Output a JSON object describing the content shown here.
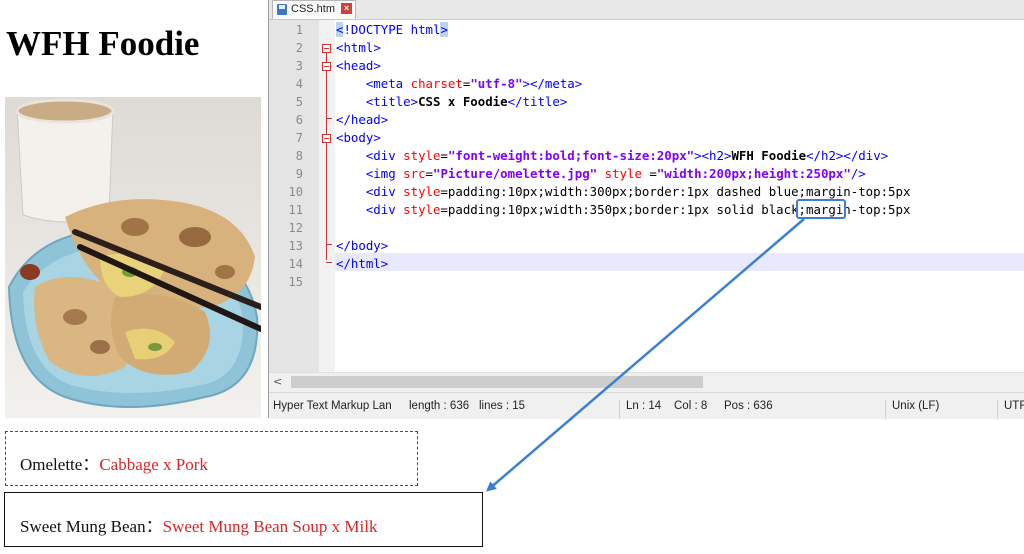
{
  "page": {
    "title": "WFH Foodie",
    "boxes": [
      {
        "label": "Omelette：",
        "value": "Cabbage x Pork"
      },
      {
        "label": "Sweet Mung Bean：",
        "value": "Sweet Mung Bean Soup x Milk"
      }
    ]
  },
  "editor": {
    "tab_name": "CSS.htm",
    "tab_icon": "save-disk-icon",
    "close_icon": "close-icon",
    "line_numbers": [
      "1",
      "2",
      "3",
      "4",
      "5",
      "6",
      "7",
      "8",
      "9",
      "10",
      "11",
      "12",
      "13",
      "14",
      "15"
    ],
    "lines": [
      "<!DOCTYPE html>",
      "<html>",
      "<head>",
      "    <meta charset=\"utf-8\"></meta>",
      "    <title>CSS x Foodie</title>",
      "</head>",
      "<body>",
      "    <div style=\"font-weight:bold;font-size:20px\"><h2>WFH Foodie</h2></div>",
      "    <img src=\"Picture/omelette.jpg\" style =\"width:200px;height:250px\"/>",
      "    <div style=\"padding:10px;width:300px;border:1px dashed blue;margin-top:5px",
      "    <div style=\"padding:10px;width:350px;border:1px solid black;margin-top:5px",
      "",
      "</body>",
      "</html>",
      ""
    ],
    "highlight_word": "solid",
    "status": {
      "language": "Hyper Text Markup Lan",
      "length": "length : 636",
      "lines": "lines : 15",
      "ln": "Ln : 14",
      "col": "Col : 8",
      "pos": "Pos : 636",
      "eol": "Unix (LF)",
      "encoding": "UTF"
    }
  },
  "colors": {
    "tag": "#0000ff",
    "attribute": "#ff0000",
    "string": "#8000ff",
    "annotation": "#3b7fd4",
    "dashed_border": "#3344cc",
    "red_text": "#d8262a"
  }
}
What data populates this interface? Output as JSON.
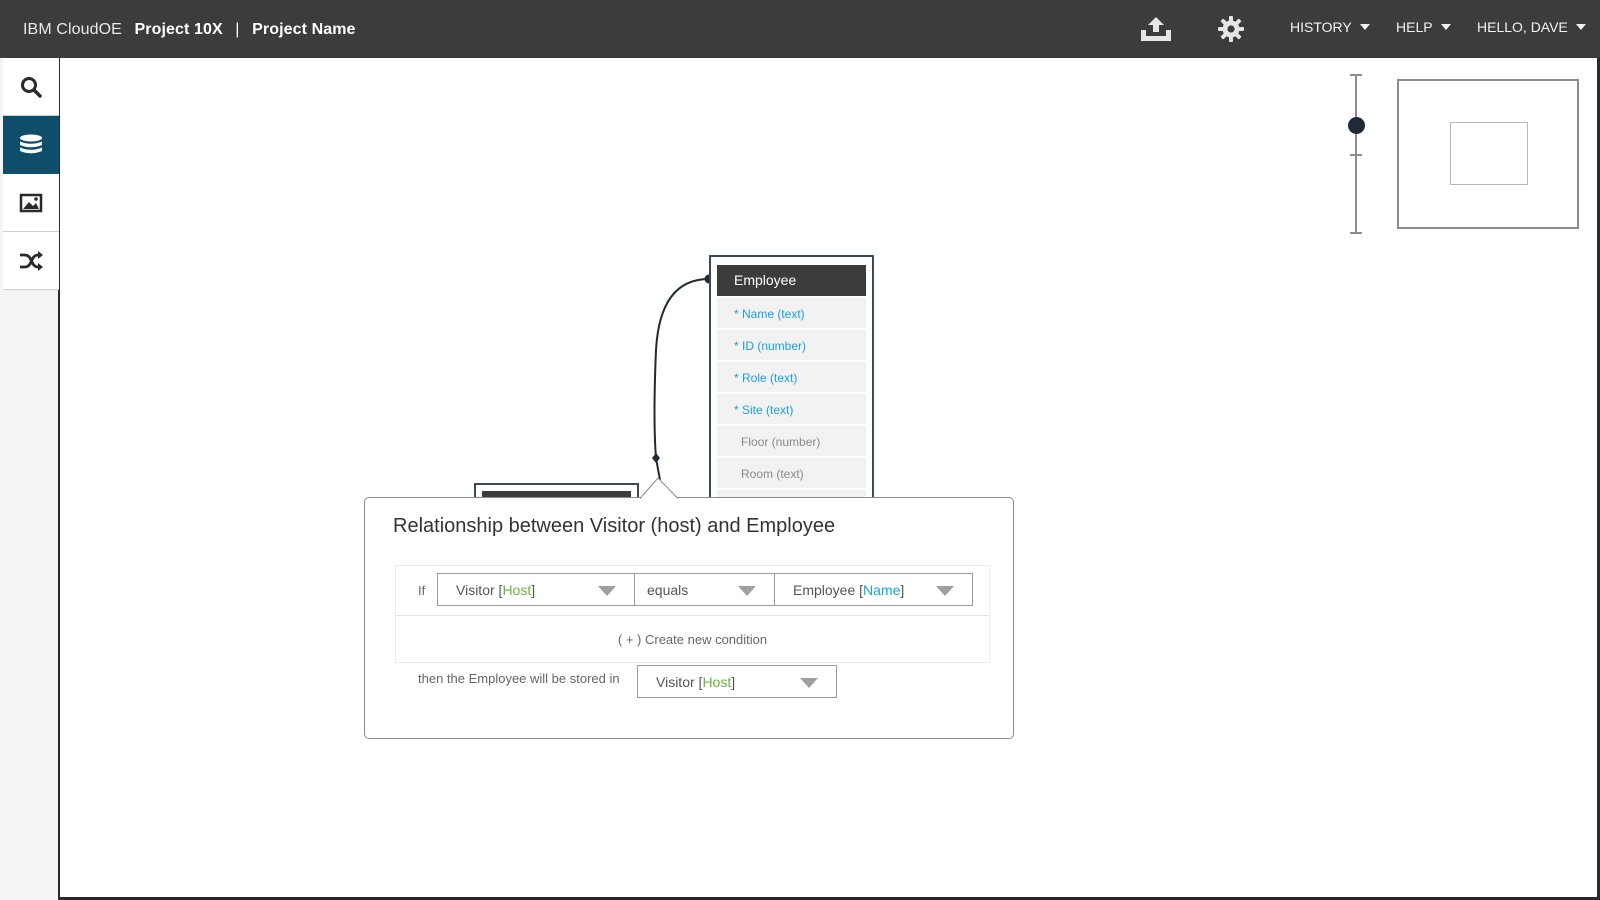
{
  "header": {
    "org": "IBM CloudOE",
    "project": "Project 10X",
    "separator": "|",
    "project_name": "Project Name",
    "upload_icon": "upload-icon",
    "settings_icon": "gear-icon",
    "menus": {
      "history": "HISTORY",
      "help": "HELP",
      "user": "HELLO, DAVE"
    }
  },
  "sidebar": {
    "items": [
      {
        "icon": "search-icon",
        "active": false
      },
      {
        "icon": "database-icon",
        "active": true
      },
      {
        "icon": "image-icon",
        "active": false
      },
      {
        "icon": "shuffle-icon",
        "active": false
      }
    ]
  },
  "entity": {
    "title": "Employee",
    "fields": [
      {
        "label": "* Name (text)",
        "required": true
      },
      {
        "label": "* ID (number)",
        "required": true
      },
      {
        "label": "* Role (text)",
        "required": true
      },
      {
        "label": "* Site (text)",
        "required": true
      },
      {
        "label": "Floor (number)",
        "required": false
      },
      {
        "label": "Room (text)",
        "required": false
      }
    ]
  },
  "zoom": {
    "level": 0.3
  },
  "dialog": {
    "title": "Relationship between Visitor (host) and Employee",
    "if_label": "If",
    "left_operand": {
      "entity": "Visitor",
      "field": "Host"
    },
    "operator": "equals",
    "right_operand": {
      "entity": "Employee",
      "field": "Name"
    },
    "new_condition": "( + ) Create new condition",
    "then_label": "then the Employee will be stored in",
    "target": {
      "entity": "Visitor",
      "field": "Host"
    }
  },
  "colors": {
    "topbar": "#3c3c3c",
    "active_sidebar": "#0f4e6a",
    "required_field": "#1aa1dc",
    "field_green": "#6cb33e"
  }
}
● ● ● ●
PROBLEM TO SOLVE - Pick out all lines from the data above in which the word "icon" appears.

SOLUTION TO THE EXERCISE -
    "tab_icon": "save-disk-icon",
    "close_icon": "close-icon",
    "upload_icon": "upload-icon",
    "settings_icon": "gear-icon",
        "icon": "search-icon",
        "icon": "database-icon",
        "icon": "image-icon",
        "icon": "shuffle-icon",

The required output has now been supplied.